• _Record set_:
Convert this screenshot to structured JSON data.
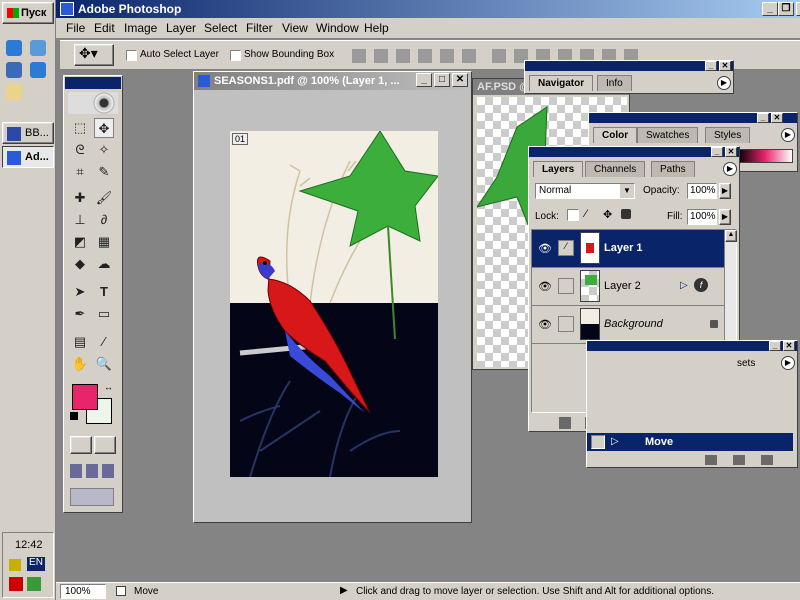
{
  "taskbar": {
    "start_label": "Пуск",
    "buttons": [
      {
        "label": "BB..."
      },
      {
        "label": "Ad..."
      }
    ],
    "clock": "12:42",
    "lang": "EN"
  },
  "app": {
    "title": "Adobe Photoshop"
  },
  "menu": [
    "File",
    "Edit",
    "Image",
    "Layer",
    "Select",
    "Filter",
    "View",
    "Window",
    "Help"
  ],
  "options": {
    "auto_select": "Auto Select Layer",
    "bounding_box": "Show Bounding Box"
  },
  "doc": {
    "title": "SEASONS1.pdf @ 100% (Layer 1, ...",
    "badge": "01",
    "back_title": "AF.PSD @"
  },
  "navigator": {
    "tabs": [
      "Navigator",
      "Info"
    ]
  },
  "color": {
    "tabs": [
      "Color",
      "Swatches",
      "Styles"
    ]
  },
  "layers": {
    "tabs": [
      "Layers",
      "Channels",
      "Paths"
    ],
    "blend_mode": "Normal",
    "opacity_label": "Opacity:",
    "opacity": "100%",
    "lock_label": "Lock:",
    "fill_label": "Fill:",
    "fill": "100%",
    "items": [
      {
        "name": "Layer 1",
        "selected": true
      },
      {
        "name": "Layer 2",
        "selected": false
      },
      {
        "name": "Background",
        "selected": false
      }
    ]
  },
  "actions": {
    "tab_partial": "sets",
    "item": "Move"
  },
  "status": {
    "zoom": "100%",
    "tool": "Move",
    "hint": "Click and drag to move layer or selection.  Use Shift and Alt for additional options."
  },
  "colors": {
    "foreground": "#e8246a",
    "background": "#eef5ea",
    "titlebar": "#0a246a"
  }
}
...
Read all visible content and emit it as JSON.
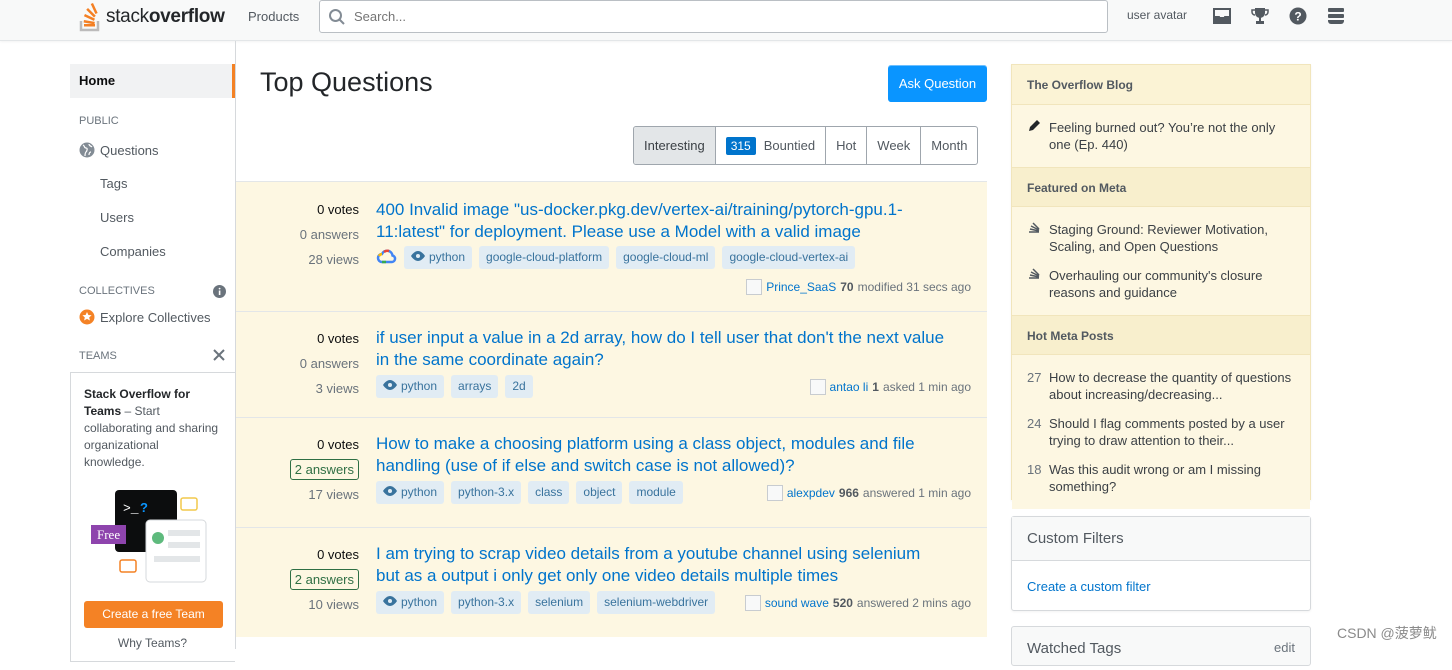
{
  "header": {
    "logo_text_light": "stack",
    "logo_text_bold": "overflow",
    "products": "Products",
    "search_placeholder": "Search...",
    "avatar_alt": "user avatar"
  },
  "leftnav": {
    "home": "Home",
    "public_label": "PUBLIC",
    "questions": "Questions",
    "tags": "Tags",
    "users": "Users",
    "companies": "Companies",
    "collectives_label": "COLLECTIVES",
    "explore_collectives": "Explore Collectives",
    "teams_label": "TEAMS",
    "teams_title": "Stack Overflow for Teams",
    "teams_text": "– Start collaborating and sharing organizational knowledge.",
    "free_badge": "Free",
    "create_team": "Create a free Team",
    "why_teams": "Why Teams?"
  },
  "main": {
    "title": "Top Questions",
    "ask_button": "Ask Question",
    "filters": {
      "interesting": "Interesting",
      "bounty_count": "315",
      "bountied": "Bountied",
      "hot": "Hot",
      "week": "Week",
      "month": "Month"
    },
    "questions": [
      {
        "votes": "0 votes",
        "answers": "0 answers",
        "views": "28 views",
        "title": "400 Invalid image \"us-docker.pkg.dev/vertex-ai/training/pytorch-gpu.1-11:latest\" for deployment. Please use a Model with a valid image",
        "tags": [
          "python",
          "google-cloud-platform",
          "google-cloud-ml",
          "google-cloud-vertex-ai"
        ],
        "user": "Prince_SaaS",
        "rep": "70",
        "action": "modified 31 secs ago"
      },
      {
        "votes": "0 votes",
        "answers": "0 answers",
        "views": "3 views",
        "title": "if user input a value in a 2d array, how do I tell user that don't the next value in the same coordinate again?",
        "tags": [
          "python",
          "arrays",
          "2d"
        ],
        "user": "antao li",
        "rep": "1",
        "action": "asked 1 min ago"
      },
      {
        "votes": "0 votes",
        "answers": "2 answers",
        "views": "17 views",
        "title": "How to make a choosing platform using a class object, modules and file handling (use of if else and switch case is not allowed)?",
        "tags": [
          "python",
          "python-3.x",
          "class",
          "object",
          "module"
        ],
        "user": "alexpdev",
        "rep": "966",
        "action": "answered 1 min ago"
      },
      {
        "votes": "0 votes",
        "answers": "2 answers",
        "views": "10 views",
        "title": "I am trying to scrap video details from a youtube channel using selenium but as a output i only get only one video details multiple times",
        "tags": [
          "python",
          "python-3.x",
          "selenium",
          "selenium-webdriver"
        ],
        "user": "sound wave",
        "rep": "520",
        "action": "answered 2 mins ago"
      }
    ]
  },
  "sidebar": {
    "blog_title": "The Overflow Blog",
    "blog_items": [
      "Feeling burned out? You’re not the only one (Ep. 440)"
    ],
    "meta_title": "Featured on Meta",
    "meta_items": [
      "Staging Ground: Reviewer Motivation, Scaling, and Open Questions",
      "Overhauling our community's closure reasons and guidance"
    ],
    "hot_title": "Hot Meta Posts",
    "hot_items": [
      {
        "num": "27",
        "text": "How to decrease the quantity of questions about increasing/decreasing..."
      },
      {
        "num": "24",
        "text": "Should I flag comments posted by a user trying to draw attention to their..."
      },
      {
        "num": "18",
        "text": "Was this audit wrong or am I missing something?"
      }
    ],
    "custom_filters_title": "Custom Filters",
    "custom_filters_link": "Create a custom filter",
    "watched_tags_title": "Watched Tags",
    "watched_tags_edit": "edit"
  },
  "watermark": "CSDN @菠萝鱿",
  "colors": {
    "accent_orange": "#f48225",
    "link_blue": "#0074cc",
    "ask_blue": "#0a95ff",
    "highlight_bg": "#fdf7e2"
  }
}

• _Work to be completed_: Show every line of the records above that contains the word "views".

• _Response_:
        "views": "28 views",
        "views": "3 views",
        "views": "17 views",
        "views": "10 views",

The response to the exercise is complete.